▶ _Exercise goal_
Copy every line of the data in which the word "dinasihatin" occurs.

►

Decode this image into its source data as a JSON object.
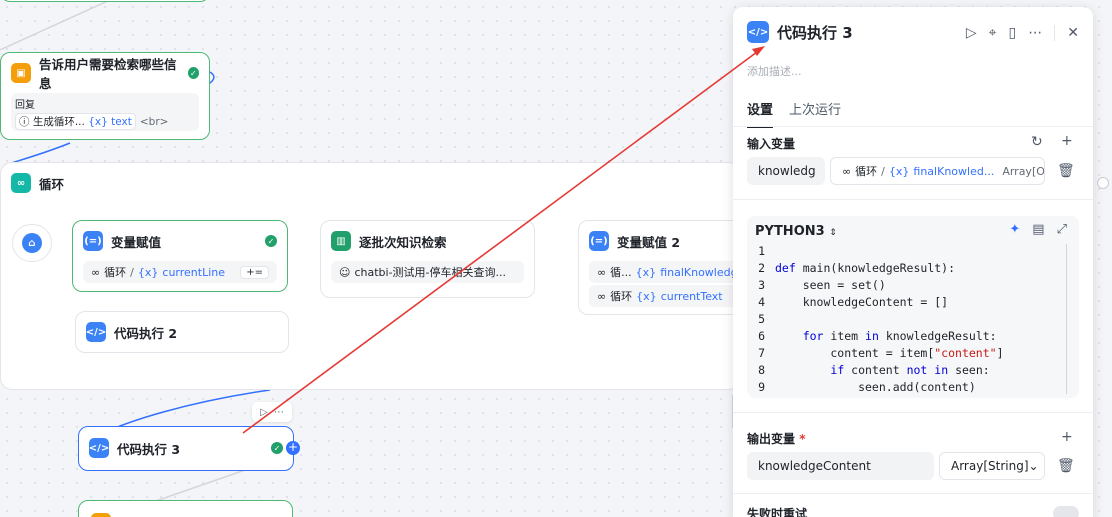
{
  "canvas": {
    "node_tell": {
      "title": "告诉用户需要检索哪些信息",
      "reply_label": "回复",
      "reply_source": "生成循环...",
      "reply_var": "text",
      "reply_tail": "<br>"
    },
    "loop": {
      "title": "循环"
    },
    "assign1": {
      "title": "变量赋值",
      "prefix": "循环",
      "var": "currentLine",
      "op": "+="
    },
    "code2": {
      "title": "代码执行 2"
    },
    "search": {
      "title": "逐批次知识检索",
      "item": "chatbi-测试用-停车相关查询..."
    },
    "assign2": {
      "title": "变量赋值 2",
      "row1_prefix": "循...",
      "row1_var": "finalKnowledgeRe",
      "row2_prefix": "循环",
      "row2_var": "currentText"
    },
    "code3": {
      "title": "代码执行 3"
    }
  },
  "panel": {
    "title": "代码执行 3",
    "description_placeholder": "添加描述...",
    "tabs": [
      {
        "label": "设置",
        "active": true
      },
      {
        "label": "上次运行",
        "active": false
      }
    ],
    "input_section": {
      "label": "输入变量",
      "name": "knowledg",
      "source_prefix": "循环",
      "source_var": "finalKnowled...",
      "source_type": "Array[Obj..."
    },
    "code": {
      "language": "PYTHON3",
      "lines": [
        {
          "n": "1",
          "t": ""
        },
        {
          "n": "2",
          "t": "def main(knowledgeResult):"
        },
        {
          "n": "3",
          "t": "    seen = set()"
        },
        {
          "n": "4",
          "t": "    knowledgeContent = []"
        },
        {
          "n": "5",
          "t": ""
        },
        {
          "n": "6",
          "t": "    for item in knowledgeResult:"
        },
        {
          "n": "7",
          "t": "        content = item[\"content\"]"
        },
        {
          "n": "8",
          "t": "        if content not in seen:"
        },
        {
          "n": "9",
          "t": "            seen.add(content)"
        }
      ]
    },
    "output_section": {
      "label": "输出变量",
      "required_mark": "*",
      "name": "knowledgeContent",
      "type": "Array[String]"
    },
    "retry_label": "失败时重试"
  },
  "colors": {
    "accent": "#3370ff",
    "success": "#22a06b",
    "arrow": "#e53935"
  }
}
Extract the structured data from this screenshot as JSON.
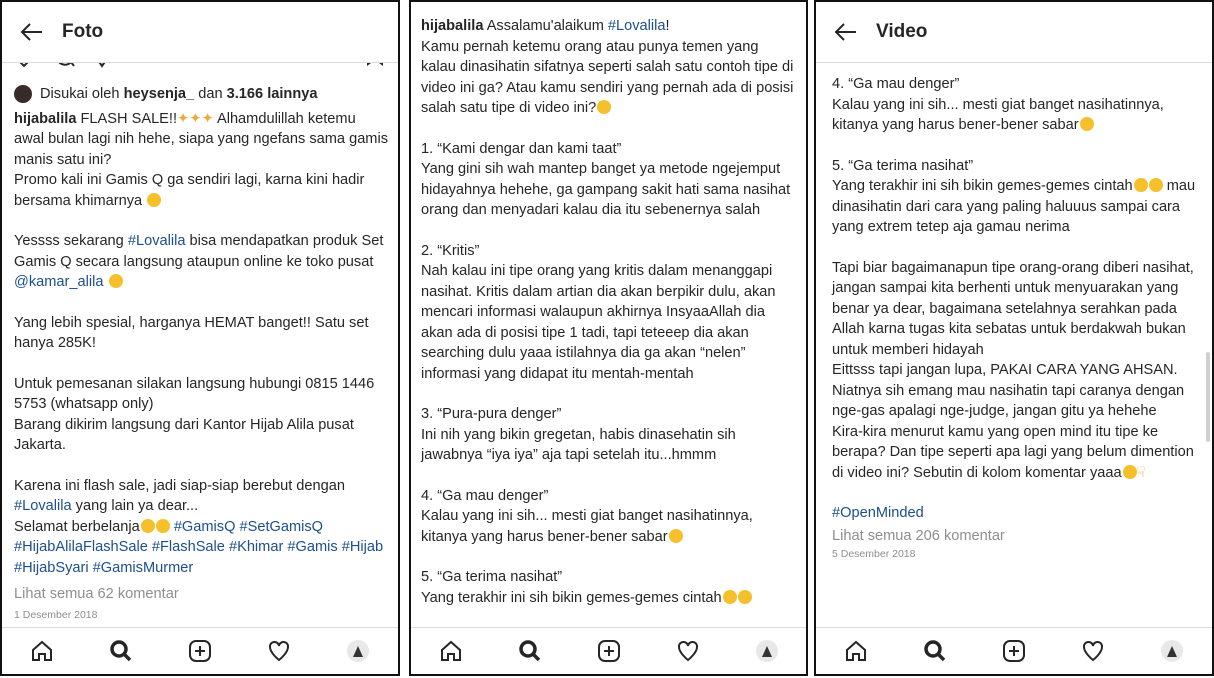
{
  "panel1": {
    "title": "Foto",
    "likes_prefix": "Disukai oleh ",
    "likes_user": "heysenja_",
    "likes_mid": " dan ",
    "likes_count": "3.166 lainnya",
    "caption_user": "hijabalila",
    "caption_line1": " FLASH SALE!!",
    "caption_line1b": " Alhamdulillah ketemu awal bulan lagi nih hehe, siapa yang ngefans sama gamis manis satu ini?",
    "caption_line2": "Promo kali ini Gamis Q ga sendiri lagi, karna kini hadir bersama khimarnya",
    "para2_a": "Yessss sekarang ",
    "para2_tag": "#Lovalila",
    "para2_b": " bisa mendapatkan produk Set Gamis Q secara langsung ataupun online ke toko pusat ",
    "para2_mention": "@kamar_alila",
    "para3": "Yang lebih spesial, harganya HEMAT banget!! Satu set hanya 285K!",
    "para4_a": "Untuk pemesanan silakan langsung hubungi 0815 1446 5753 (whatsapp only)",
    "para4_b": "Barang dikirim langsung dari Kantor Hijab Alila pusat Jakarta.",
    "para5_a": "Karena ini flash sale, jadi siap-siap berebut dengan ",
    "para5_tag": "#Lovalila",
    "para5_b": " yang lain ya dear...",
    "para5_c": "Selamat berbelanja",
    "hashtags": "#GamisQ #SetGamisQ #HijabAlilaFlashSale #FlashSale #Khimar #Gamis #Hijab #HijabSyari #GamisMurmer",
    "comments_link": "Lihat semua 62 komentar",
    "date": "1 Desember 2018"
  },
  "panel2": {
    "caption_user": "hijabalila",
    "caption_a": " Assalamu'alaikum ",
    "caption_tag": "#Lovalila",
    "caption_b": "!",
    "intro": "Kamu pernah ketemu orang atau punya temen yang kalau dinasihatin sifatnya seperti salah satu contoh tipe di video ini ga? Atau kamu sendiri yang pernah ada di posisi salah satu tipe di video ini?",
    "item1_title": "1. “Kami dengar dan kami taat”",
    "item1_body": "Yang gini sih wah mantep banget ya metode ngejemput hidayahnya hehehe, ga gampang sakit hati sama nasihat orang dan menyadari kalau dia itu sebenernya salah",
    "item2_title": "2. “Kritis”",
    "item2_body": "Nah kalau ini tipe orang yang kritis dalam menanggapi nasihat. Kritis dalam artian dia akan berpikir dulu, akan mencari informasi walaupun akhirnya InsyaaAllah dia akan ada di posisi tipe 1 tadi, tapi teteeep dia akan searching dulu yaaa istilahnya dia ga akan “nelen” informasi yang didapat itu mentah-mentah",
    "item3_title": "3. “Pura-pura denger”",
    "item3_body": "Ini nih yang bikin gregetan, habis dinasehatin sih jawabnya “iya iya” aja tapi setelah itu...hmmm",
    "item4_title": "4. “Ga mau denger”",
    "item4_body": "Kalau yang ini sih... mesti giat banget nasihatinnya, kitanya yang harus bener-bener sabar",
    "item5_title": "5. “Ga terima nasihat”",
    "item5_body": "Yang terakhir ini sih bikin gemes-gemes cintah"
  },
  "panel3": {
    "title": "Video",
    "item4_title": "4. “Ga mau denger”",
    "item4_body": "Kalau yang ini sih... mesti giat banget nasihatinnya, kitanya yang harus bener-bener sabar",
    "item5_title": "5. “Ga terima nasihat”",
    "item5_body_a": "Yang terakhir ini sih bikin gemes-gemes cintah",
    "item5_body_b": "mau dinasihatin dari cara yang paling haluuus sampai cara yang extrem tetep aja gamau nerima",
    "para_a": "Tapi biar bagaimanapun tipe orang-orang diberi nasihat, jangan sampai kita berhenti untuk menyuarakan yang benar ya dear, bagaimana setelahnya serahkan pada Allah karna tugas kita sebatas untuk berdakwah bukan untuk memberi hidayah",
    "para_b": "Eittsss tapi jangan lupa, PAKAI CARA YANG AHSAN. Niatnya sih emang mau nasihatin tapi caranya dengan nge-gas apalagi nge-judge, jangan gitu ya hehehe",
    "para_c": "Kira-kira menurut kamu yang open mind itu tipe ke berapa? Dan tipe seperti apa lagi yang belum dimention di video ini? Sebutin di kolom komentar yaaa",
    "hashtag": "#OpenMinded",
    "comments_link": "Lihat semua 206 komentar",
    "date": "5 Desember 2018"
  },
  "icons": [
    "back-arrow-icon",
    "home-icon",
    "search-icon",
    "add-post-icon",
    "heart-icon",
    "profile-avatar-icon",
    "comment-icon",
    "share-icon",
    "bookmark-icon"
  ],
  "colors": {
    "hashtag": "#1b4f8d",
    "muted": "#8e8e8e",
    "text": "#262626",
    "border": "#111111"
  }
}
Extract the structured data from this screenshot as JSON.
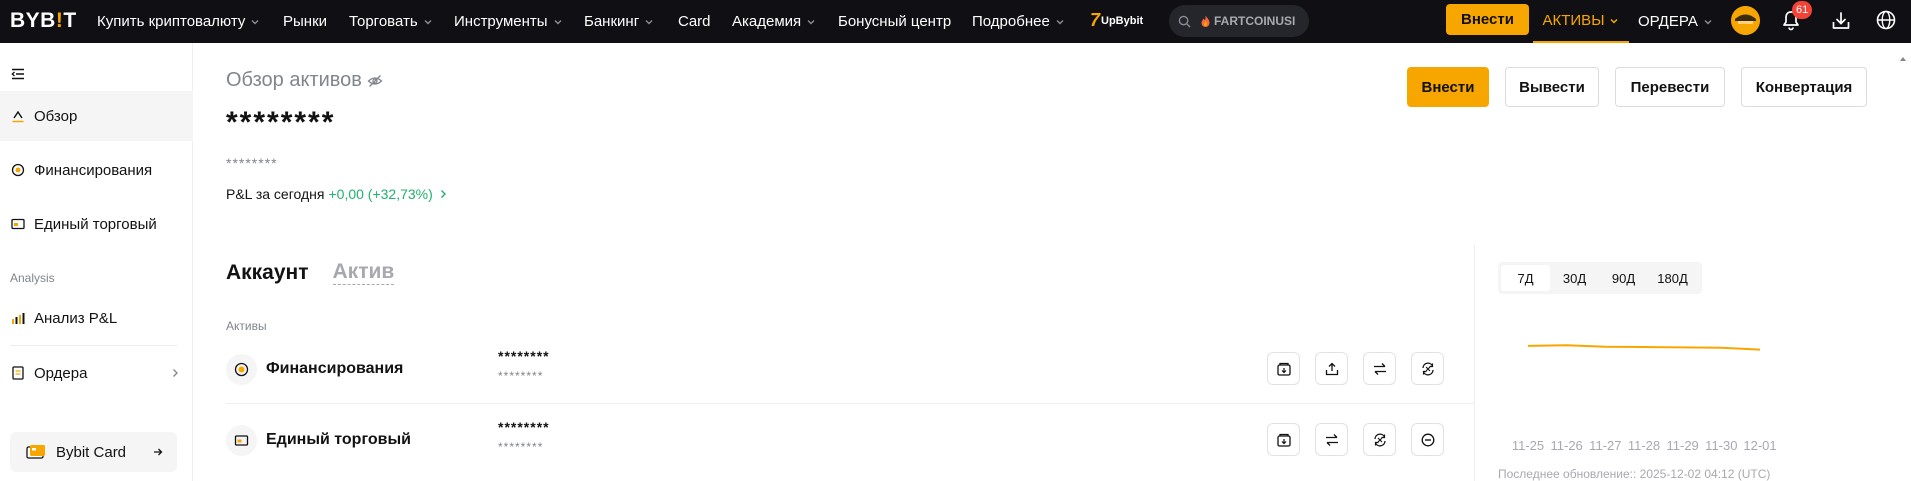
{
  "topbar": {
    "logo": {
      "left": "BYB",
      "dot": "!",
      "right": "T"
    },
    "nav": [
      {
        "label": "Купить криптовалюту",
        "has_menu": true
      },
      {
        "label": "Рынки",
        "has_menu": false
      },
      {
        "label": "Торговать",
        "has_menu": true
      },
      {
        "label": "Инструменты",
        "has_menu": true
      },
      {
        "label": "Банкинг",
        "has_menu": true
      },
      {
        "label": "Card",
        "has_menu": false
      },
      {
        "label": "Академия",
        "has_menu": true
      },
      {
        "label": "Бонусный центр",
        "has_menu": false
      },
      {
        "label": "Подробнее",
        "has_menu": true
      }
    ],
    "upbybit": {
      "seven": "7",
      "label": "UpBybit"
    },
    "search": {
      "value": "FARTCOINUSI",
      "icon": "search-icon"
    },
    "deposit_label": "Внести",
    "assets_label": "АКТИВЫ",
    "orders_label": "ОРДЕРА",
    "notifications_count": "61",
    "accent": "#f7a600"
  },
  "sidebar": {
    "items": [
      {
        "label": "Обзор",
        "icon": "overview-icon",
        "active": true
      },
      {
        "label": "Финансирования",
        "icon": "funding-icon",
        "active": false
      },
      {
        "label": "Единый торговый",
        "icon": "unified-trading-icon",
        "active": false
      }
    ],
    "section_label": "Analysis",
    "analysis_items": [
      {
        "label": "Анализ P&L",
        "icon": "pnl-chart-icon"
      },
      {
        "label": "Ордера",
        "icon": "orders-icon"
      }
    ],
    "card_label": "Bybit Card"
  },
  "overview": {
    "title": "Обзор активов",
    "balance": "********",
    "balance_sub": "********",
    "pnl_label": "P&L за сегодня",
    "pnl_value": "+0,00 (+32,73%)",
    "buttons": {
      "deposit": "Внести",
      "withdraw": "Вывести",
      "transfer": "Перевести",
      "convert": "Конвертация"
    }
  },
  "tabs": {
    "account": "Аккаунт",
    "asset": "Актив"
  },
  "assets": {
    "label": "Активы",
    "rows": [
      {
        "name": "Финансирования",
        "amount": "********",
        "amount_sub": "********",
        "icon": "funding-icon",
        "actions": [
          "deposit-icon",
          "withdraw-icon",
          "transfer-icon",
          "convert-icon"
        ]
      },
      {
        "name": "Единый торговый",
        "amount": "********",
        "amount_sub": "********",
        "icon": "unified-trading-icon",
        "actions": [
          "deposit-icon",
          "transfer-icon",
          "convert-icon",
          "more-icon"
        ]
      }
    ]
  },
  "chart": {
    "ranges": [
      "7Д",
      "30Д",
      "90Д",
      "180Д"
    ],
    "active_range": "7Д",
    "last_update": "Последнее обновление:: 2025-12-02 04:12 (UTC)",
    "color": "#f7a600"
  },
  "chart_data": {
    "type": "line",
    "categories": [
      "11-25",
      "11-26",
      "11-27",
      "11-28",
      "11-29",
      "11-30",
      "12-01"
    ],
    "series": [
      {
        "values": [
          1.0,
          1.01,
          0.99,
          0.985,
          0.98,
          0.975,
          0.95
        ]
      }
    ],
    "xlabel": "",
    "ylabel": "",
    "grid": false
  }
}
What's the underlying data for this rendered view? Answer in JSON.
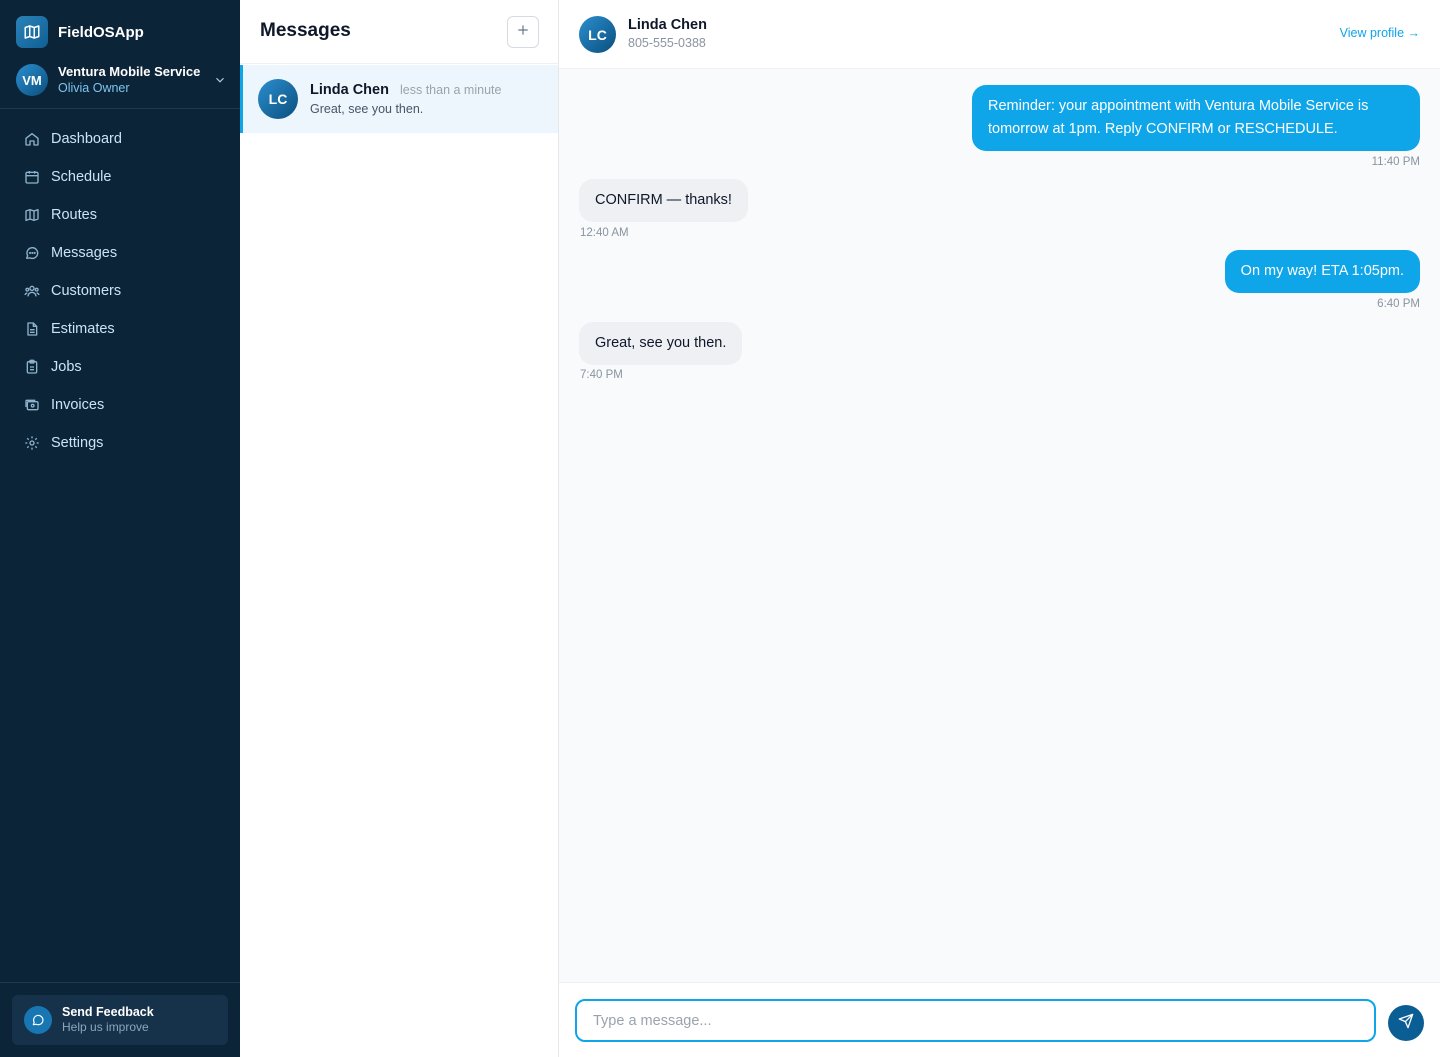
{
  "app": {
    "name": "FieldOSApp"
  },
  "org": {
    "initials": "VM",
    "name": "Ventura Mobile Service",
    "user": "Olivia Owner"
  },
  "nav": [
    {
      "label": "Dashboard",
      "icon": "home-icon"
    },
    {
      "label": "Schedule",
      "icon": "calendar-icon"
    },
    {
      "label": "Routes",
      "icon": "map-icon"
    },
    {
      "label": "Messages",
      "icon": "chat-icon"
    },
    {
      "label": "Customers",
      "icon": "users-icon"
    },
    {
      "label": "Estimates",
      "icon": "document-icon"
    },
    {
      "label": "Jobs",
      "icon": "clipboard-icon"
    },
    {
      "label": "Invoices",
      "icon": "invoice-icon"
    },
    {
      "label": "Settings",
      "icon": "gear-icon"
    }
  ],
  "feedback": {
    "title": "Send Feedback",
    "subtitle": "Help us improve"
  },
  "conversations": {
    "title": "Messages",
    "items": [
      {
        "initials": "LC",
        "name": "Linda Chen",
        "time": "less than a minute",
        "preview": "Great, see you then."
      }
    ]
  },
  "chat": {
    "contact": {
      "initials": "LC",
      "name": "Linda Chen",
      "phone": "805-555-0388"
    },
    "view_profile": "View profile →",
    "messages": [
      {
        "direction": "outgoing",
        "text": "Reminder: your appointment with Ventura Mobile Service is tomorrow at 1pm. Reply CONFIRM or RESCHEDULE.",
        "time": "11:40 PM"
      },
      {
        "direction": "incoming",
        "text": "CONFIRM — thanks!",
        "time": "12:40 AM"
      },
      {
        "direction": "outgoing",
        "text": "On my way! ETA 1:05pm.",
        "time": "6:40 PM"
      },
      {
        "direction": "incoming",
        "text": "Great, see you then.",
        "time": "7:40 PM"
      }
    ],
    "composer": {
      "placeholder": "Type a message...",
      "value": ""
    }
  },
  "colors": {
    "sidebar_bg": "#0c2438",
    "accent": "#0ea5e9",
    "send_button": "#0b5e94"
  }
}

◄

▶ _Written response_
    "intro": "Kamu pernah ketemu orang atau punya temen yang kalau dinasihatin sifatnya seperti salah satu contoh tipe di video ini ga? Atau kamu sendiri yang pernah ada di posisi salah satu tipe di video ini?",
    "item5_body_b": "mau dinasihatin dari cara yang paling haluuus sampai cara yang extrem tetep aja gamau nerima",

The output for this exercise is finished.